== Data to examine

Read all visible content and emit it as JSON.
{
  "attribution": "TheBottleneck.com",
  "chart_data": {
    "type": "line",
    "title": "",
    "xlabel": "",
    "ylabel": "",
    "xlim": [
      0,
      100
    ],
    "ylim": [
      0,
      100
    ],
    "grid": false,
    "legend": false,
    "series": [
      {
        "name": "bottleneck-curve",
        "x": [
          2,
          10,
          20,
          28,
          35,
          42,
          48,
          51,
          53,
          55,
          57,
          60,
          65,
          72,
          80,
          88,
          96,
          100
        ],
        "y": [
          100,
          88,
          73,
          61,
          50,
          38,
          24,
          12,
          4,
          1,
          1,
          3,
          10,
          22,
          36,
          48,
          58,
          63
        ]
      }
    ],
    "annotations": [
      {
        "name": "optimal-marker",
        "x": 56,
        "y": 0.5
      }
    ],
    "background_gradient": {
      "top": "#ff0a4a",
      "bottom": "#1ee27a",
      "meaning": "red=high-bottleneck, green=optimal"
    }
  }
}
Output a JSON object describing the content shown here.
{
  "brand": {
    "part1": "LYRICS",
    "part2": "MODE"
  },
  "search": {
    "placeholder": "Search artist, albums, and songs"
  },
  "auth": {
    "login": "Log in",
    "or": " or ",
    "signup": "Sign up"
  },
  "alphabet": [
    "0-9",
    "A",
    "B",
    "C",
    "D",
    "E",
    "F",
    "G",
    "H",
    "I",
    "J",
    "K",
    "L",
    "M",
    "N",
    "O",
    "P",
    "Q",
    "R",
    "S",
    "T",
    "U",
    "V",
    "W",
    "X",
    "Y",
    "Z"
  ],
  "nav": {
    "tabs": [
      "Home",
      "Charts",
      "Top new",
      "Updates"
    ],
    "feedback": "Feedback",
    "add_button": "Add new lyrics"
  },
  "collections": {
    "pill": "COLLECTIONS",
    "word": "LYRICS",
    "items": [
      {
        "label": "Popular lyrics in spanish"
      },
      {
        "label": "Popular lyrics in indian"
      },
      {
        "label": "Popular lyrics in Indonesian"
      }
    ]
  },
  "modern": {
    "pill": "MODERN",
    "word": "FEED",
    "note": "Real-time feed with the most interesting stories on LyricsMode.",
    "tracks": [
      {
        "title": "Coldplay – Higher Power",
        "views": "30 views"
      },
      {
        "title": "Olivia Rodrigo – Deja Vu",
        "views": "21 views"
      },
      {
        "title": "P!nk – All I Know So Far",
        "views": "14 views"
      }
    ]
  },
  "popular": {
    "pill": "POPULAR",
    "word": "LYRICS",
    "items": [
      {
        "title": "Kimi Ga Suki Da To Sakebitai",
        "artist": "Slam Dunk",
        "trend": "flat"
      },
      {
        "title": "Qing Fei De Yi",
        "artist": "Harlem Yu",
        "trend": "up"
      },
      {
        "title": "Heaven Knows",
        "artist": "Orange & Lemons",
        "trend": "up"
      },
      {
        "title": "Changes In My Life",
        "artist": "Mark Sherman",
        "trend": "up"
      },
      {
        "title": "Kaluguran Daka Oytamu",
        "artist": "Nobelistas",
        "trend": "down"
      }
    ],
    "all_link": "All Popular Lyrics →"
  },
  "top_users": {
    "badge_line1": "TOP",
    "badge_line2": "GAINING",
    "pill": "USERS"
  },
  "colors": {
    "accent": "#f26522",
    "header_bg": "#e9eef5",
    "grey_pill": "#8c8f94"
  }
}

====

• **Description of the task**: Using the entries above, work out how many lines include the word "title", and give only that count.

• **Expected output**: 9